David Headley, 49, has been cooperating with U.S. investigators since his arrest in October and faces up to life in prison, said U.S. District Court Judge Harry Leinenweber.
Headley also pleaded guilty to plotting an attack on a Danish newspaper that offended many Muslims with 2005 cartoons depicting the Prophet Mohammed.
In a plea agreement with prosecutors, Headley pleaded guilty to 12 conspiracy counts in exchange for avoiding the death penalty and a promise not to be extradited to India, Pakistan or Denmark.
Prosecutors also agreed to ask for a lesser sentence for Headley, but the judge said that was not guaranteed.
Three other men have been charged in the case, including a Pakistani-born Chicago businessman who is being held and two Pakistanis tied to militant Islamist groups who are not in custody.

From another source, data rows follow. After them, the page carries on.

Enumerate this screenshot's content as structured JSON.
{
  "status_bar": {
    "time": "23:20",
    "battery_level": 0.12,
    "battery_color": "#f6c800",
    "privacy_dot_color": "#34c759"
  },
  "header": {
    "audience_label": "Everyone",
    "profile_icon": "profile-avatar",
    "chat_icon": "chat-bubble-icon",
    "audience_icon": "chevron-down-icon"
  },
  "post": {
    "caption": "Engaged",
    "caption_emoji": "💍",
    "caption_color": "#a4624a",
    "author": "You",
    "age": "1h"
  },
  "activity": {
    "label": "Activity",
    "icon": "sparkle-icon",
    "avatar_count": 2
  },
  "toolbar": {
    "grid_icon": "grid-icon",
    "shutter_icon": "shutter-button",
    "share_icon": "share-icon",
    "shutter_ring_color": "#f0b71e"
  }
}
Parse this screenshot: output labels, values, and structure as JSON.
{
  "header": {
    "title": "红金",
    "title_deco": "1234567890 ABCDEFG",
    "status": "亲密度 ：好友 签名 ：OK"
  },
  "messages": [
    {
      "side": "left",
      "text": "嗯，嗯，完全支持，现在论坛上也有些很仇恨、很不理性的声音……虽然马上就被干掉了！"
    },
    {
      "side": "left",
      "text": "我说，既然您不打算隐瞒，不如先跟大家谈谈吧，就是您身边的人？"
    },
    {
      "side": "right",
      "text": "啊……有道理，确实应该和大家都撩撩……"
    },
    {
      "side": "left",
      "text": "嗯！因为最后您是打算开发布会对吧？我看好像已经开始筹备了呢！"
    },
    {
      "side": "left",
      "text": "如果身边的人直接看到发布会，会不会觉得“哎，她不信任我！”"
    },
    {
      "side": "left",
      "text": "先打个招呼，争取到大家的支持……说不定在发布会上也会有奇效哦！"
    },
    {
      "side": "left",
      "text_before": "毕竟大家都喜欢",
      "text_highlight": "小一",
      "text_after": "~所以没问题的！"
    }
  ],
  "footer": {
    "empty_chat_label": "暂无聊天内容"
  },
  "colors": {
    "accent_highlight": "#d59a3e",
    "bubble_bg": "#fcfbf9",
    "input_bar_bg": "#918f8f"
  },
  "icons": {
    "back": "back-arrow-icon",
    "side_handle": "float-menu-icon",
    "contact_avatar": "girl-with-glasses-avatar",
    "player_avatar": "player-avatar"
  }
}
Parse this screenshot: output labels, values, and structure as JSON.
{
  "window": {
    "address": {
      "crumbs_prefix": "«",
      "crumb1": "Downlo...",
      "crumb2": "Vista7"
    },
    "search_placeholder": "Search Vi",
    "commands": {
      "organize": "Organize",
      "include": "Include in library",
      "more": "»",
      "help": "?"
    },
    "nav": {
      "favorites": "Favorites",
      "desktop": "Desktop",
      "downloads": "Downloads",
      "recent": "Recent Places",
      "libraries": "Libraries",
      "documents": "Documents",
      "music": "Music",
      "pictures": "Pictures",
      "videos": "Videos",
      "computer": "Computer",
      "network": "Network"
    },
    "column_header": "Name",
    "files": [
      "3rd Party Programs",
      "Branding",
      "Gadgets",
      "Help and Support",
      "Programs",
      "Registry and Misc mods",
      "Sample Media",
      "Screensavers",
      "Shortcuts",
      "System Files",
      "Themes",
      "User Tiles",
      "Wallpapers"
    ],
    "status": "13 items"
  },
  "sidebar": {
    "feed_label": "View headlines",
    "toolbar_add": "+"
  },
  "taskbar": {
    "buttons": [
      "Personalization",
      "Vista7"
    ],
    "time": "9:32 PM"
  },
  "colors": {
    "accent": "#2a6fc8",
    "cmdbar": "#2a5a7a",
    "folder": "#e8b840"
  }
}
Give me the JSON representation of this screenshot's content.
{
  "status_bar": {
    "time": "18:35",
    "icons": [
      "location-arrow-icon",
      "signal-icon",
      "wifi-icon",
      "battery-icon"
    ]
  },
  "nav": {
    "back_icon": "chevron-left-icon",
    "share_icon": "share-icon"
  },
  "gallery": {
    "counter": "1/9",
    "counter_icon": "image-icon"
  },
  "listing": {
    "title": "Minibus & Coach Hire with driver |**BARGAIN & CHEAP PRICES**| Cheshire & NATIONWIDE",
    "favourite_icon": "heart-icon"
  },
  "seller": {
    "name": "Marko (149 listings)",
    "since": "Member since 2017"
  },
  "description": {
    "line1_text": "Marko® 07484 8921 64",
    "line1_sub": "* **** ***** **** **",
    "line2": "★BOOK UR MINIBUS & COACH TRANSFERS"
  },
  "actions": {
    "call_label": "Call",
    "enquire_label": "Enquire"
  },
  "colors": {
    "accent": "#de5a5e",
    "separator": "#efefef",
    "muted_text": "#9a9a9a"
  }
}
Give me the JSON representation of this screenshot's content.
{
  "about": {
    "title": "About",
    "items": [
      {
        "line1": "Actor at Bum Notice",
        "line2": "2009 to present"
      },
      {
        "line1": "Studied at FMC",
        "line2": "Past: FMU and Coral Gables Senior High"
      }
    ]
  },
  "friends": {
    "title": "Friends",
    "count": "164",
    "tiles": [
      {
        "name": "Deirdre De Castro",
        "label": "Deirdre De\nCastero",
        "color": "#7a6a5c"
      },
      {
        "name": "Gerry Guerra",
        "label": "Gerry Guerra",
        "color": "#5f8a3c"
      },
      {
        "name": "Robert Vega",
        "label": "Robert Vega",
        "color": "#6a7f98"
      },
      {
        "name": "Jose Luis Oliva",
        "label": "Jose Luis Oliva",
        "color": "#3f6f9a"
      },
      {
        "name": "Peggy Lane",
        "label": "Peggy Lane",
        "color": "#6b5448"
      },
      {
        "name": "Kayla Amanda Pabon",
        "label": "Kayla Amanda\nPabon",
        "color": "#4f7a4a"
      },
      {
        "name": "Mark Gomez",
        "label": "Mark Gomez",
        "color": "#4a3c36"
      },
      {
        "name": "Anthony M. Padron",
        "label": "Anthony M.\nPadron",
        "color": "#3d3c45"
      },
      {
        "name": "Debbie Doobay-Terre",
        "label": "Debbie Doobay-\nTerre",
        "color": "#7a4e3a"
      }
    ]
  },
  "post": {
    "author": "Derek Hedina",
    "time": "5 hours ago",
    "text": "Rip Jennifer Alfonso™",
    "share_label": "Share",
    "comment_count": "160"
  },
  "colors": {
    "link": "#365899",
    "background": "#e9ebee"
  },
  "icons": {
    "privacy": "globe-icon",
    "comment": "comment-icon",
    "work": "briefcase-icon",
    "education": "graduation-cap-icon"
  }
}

Headley, who formerly lived in Pakistan, switched his plea from not guilty to guilty to providing material support to terrorism and conspiracy to bomb public places in India.
“Not only has the criminal justice system achieved a guilty plea in this case, but David Headley is now providing us valuable intelligence about terrorist activities,” said U.S. Attorney General Eric Holder in a statement.
India suspended a 4-year-old peace process with old rival Pakistan after the November 2008 attack on Mumbai by 10 Islamist militants that killed 166 people. India has demanded action against Pakistani-based militants, but has signaled it is ready for a new round of talks.
Headley’s case number is 09-CR-830.